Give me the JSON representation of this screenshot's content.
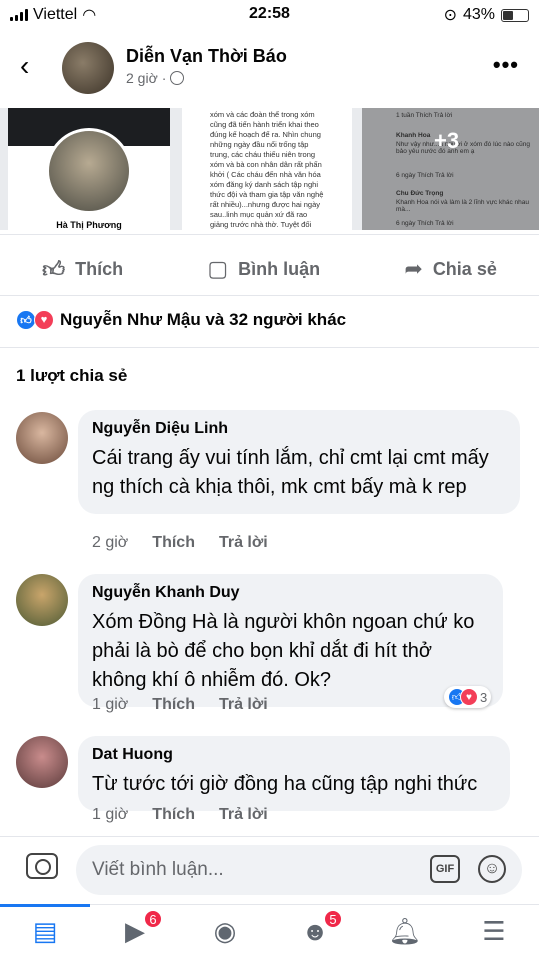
{
  "status_bar": {
    "carrier": "Viettel",
    "time": "22:58",
    "battery": "43%",
    "battery_level": 0.43
  },
  "header": {
    "page_name": "Diễn Vạn Thời Báo",
    "time": "2 giờ",
    "separator": "·"
  },
  "photos": {
    "photo1_caption": "Hà Thị Phương",
    "photo2_text": "xóm và các đoàn thể trong xóm cũng đã tiến hành triển khai theo đúng kế hoạch để ra. Nhìn chung những ngày đầu nổi trống tập trung, các cháu thiếu niên trong xóm và bà con nhân dân rất phấn khởi ( Các cháu đến nhà văn hóa xóm đăng ký danh sách tập nghi thức đội và tham gia tập văn nghệ rất nhiều)...nhưng được hai ngày sau..linh mục quản xứ đã rao giảng trước nhà thờ. Tuyệt đối không cho các cháu tham gia tập thi nghi thức đội và thi biểu diễn văn nghệ nên.....",
    "photo3_lines": [
      "1 tuần   Thích   Trả lời",
      "Khanh Hoa",
      "Như vậy như...a người ở xóm đó lúc nào cũng bảo yêu nước đó anh em ạ",
      "6 ngày   Thích   Trả lời",
      "Chu Đức Trọng",
      "Khanh Hoa nói và làm là 2 lĩnh vực khác nhau mà...",
      "6 ngày   Thích   Trả lời"
    ],
    "photo3_more": "+3"
  },
  "actions": {
    "like": "Thích",
    "comment": "Bình luận",
    "share": "Chia sẻ"
  },
  "reactions_summary": "Nguyễn Như Mậu và 32 người khác",
  "shares": "1 lượt chia sẻ",
  "comments": [
    {
      "name": "Nguyễn Diệu Linh",
      "text": "Cái trang ấy vui tính lắm,  chỉ cmt lại cmt mấy ng thích cà khịa thôi,  mk cmt bấy mà k rep",
      "time": "2 giờ",
      "like": "Thích",
      "reply": "Trả lời"
    },
    {
      "name": "Nguyễn Khanh Duy",
      "text": "Xóm Đồng Hà là người khôn ngoan chứ ko phải là bò để cho bọn khỉ dắt đi hít thở không khí ô nhiễm đó. Ok?",
      "time": "1 giờ",
      "like": "Thích",
      "reply": "Trả lời",
      "reaction_count": "3"
    },
    {
      "name": "Dat Huong",
      "text": "Từ tước tới giờ đồng ha cũng tập nghi thức",
      "time": "1 giờ",
      "like": "Thích",
      "reply": "Trả lời"
    }
  ],
  "composer": {
    "placeholder": "Viết bình luận...",
    "gif": "GIF"
  },
  "tabbar": {
    "watch_badge": "6",
    "groups_badge": "5"
  },
  "colors": {
    "accent": "#1877f2",
    "badge": "#f02849",
    "bubble": "#f0f2f5"
  }
}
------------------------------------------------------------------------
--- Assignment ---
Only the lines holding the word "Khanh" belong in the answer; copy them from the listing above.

--- Output ---
      "Khanh Hoa",
      "Khanh Hoa nói và làm là 2 lĩnh vực khác nhau mà...",
      "name": "Nguyễn Khanh Duy",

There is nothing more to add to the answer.